A number of people have mentioned their reluctance to email me with comments because I might critique or otherwise “tear apart” the prose in their messages. Don’t worry, I’m not that anal retentive about writing. Back in college, I wrote a short piece which was published in the October 1987 issue of Communique. The piece dealt with writing to the level of your purpose. The remainder of this post is the article.
With all the new whistles and bells associated with electronic media, can writing survive? Of course it can. Even in today’s high-tech era, writing is still the most effective way to remember a bright idea, obtain a research grant, or poetically confess your love.
Although writing has survived, most people avoid writing because they assume they can’t write well.
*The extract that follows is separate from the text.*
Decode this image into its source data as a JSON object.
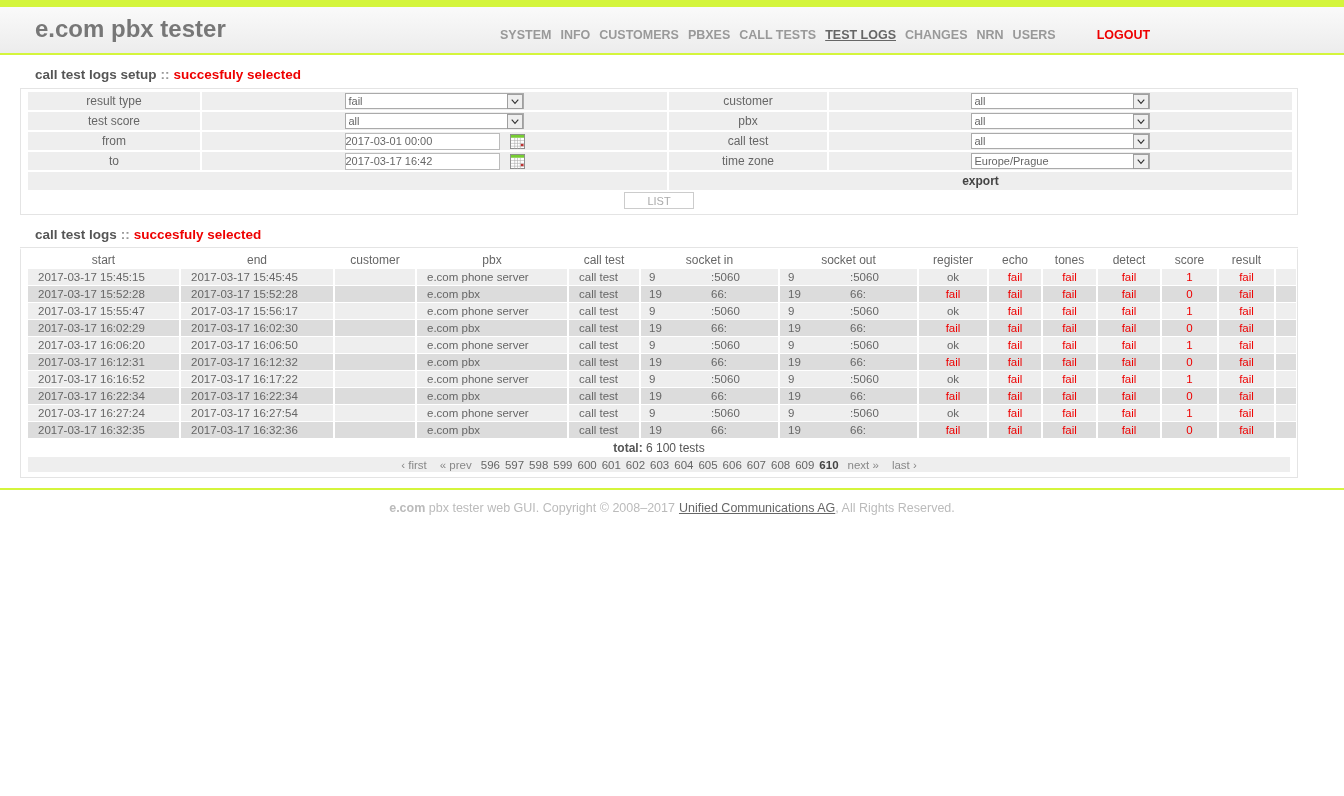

We are constantly trying to map the boundaries of the nebulous gray area we associate with “good writing.” Lacking the time and/or incentive to create perfect prose, we often ask what caliber of writing will be “good enough?” Answers to this question usually revolve around “whatever works,” “whatever the instructor wants,” or “I don’t know.” Ironically, the first two answers are realistically close to the mark. Writing needn’t always be judged on its apparent depth or complexity. Writing should be judged on whether it fulfills its purpose, and how well it serves its audience.
If a hastily scribbled noted to yourself on a restaurant napkin helped you remember a new idea, then the note was effective. If your proposal for a research grant is approved, then it was good enough to do its job. And, if the object of your desire swoons over you latest poem, then the poem was successful; it didn’t need to be styled after Shakespeare’s sonnets.
Writing well doesn’t necessarily require a Ph.D. (although it will likely help). Writing documents that are “good enough” requires only that you know your specific audience’s needs. Whether you are writing to yourself, a funding institution, or a lover, knowing your audience well will yield a piece of work which is tailor-made to please them.
Here lies a large piece of the manipulative power of prose. The more you know about your prospective audience, the more influence you will have over them. You can discover what will interest them, and what will bore them. You can word your sentences in ways that can provoke anger, or draw sympathy. With enough forethought and the appropriate diction, you can draw emotions from your audience as easily as the paper draws ink from your pen.
So, in the future, first judge yourself on the effectiveness of your written work, and never be ashamed over the differences between “good” and “good enough.”
This article was designed to be informative and to hold your attention for about three minutes. If you are reading this sentence, then the article was quite effective in its appointed purpose.
It was “good enough.”